Finally, in discussing damages, the Dukes opinion expressly disapproves of the practice that had developed of resolving class members’ claims through sampling or other methods, which the majority labeled “Trial by Formula.” In important language, in a portion of the opinion joined by all justices, the Court remarked that the Rules Enabling Act does not permit class certification to stand as an obstacle to Wal-Mart’s entitlement to fully present any defenses it has as to each individual’s claims for recovery. This holding gives support for the argument that class certification is only ever proper if a classwide trial can accommodate every one of the defenses as to each class member that would have been raised had each class member’s claims been tried separately.

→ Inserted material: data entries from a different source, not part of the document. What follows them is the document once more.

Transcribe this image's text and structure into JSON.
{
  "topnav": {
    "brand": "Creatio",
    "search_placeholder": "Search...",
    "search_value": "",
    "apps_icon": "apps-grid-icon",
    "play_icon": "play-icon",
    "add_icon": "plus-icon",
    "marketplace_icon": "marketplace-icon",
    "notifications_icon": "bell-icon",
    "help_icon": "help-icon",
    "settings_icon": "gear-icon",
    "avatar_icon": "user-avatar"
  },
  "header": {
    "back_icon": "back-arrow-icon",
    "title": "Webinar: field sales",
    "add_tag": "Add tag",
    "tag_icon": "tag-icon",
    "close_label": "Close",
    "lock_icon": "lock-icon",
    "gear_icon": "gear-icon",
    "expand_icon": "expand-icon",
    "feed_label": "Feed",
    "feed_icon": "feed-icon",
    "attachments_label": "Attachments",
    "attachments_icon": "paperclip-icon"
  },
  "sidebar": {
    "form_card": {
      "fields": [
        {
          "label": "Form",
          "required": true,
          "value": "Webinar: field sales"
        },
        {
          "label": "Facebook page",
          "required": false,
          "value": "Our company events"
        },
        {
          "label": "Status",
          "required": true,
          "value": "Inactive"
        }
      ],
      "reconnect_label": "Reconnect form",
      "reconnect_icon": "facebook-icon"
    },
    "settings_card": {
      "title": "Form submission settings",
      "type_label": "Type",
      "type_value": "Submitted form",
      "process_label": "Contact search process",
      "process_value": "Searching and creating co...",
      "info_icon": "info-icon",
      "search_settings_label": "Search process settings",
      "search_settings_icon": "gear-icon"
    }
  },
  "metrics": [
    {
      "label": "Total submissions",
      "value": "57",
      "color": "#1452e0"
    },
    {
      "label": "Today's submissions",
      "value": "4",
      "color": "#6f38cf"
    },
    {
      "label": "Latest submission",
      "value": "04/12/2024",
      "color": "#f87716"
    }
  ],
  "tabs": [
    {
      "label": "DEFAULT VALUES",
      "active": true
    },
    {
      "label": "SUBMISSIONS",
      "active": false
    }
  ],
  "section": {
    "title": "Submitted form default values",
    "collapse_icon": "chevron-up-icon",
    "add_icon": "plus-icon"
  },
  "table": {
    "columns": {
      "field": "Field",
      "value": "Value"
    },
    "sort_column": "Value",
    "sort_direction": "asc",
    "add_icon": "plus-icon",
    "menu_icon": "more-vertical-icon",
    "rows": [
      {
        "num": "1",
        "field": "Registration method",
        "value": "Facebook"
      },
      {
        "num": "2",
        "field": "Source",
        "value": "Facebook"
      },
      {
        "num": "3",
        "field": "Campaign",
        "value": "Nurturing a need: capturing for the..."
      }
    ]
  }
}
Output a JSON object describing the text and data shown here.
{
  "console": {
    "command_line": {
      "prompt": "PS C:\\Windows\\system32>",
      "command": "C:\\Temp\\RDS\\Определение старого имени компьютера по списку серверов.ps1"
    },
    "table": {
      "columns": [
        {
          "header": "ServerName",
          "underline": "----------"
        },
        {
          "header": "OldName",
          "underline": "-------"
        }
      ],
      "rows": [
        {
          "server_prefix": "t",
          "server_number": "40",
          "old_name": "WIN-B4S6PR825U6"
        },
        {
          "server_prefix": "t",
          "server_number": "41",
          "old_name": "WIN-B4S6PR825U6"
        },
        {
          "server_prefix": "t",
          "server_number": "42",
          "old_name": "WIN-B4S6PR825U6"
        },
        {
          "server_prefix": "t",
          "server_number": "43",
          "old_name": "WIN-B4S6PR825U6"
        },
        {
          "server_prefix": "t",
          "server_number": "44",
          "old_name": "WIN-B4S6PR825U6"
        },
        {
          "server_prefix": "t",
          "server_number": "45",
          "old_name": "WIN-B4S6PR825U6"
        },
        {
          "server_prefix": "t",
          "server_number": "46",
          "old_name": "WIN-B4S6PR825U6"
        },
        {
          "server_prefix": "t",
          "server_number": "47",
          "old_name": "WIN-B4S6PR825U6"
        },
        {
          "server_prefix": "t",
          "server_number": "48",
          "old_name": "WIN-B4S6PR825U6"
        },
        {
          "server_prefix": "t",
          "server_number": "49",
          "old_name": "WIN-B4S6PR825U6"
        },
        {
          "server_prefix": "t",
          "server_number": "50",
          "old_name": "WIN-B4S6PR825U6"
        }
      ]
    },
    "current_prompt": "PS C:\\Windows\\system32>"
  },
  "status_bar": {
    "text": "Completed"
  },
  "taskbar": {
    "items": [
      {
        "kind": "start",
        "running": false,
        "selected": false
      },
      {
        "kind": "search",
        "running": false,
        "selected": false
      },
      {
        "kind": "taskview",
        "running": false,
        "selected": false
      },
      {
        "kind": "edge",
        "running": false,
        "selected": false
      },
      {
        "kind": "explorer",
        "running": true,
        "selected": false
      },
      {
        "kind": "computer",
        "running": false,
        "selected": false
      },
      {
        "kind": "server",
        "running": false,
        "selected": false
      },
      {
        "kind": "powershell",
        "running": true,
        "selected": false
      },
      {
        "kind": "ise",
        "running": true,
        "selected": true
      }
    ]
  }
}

Justice Ginsburg, writing for herself and three other Justices, concurred in part and dissented in part. As noted above, these four Justices agreed with the majority that it was improper for the lower courts to permit certification of back pay claims under Rule 23(b)(2). They disagreed with the majority of the Court, however, on the issue of the proper interpretation of the “commonality” test of Rule 23(a)(2). According to the dissenters, Rule 23(a) is a “preliminary requirement” that was intended to be easily satisfied, and they suggested that the Court’s emphasis on dissimilarity among class members would be more appropriately addressed under the “predominance” requirement of Rule 23(b)(3). In this case, the dissenters stated that Rule 23(a)’s commonality requirement was satisfied by the common question of whether Wal-Mart’s pay and promotion policies gave rise to unlawful discrimination. The dissent also pointed out that Rule 23(a) must be satisfied to all class actions, so the ruling is broad in effect.
Dukes is a significant opinion that not only provides guidance for Rule 23(b)(2) cases in the employment area, but also dictates the proper treatment and disposition of other types of class cases and other sections of the Rule. In addition, since many state courts follow federal authority on class action procedural issues, Dukes will have an impact in state cases as well. When coupled with AT&T Mobility LLC v. Concepcion, this term has been perhaps the most favorable one for class action defendants in recent memory. Although much remains to be determined in how lower courts will interpret the standards set forth in these new cases, the holdings of Dukes, including the Court’s embrace of the “rigorous analysis” standard, the holdings as to the requirement for commonality and the rejection of claims for individualized monetary relief for classes brought under Rule 23(b)(2), will provide important directions for the resolution of motions for class certification in many cases.